Exercise data below:
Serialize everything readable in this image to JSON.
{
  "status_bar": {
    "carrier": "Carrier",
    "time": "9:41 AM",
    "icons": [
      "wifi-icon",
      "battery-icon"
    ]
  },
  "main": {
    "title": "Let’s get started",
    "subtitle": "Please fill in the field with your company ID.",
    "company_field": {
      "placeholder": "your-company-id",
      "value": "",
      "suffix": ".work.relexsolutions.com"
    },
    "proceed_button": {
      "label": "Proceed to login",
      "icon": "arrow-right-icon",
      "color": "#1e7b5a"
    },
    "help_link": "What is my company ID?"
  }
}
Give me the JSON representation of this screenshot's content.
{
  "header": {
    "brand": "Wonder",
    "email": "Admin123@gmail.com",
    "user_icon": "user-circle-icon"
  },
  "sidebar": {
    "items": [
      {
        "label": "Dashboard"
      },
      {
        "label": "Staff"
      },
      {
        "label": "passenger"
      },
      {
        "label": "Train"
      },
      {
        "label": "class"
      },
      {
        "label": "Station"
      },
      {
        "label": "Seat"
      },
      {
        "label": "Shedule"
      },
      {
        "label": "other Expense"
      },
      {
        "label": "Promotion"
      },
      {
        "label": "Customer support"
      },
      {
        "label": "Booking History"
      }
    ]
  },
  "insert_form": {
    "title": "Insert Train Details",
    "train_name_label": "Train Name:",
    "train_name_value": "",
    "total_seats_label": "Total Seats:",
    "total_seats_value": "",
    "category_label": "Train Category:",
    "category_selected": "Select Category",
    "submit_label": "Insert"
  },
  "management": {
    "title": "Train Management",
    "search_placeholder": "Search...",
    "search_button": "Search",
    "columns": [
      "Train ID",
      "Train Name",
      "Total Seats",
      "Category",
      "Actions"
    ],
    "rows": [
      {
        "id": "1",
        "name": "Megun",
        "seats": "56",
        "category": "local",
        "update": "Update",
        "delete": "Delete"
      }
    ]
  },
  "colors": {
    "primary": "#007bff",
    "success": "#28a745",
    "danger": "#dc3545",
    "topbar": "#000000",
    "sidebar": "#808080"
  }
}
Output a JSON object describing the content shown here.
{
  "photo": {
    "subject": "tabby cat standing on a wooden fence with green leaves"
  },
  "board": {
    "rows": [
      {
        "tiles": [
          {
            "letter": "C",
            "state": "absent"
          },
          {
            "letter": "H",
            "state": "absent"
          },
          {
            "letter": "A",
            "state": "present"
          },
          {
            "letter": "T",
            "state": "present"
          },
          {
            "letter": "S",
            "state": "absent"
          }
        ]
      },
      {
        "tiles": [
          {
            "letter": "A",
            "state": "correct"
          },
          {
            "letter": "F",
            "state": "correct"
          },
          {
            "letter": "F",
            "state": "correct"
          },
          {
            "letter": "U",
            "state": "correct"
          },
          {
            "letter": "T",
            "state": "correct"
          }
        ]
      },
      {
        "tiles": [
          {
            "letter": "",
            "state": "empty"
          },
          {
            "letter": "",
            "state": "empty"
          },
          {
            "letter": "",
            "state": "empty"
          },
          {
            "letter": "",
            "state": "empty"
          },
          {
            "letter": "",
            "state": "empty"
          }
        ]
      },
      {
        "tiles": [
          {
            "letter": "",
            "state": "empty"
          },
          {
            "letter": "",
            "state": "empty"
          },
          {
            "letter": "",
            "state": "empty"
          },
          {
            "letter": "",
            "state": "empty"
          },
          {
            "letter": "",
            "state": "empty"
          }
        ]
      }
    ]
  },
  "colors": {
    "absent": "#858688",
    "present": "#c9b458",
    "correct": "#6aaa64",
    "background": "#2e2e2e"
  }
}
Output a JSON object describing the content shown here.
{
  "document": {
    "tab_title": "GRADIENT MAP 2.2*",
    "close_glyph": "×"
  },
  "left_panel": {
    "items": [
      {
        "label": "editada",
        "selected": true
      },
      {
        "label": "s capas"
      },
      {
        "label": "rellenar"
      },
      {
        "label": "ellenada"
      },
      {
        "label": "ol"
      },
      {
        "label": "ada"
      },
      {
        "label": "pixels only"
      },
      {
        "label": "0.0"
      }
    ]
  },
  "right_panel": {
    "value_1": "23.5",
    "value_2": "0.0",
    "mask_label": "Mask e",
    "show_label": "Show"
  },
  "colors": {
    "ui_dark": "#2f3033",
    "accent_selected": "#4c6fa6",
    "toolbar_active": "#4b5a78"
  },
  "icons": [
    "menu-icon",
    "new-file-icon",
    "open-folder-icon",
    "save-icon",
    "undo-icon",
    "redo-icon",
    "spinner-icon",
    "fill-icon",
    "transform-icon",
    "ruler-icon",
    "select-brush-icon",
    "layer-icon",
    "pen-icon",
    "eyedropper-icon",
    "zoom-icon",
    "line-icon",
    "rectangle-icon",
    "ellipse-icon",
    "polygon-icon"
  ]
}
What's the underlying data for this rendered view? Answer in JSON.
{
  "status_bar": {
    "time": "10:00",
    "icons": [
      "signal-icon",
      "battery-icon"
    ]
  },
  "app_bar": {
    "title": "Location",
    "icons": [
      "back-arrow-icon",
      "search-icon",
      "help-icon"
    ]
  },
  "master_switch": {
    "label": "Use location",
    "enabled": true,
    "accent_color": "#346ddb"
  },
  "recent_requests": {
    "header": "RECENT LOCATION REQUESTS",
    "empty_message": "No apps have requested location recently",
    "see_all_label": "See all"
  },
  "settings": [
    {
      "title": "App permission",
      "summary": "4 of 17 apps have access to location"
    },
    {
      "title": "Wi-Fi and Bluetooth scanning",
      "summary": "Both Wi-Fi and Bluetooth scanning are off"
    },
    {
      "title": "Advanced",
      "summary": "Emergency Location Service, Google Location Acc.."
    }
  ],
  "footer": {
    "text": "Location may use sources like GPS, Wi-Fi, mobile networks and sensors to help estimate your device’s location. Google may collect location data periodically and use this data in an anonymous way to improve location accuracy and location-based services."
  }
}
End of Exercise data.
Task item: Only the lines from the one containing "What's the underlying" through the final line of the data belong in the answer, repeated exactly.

Result for this task:
What's the underlying data for this rendered view? Answer in JSON.
{
  "status_bar": {
    "time": "10:00",
    "icons": [
      "signal-icon",
      "battery-icon"
    ]
  },
  "app_bar": {
    "title": "Location",
    "icons": [
      "back-arrow-icon",
      "search-icon",
      "help-icon"
    ]
  },
  "master_switch": {
    "label": "Use location",
    "enabled": true,
    "accent_color": "#346ddb"
  },
  "recent_requests": {
    "header": "RECENT LOCATION REQUESTS",
    "empty_message": "No apps have requested location recently",
    "see_all_label": "See all"
  },
  "settings": [
    {
      "title": "App permission",
      "summary": "4 of 17 apps have access to location"
    },
    {
      "title": "Wi-Fi and Bluetooth scanning",
      "summary": "Both Wi-Fi and Bluetooth scanning are off"
    },
    {
      "title": "Advanced",
      "summary": "Emergency Location Service, Google Location Acc.."
    }
  ],
  "footer": {
    "text": "Location may use sources like GPS, Wi-Fi, mobile networks and sensors to help estimate your device’s location. Google may collect location data periodically and use this data in an anonymous way to improve location accuracy and location-based services."
  }
}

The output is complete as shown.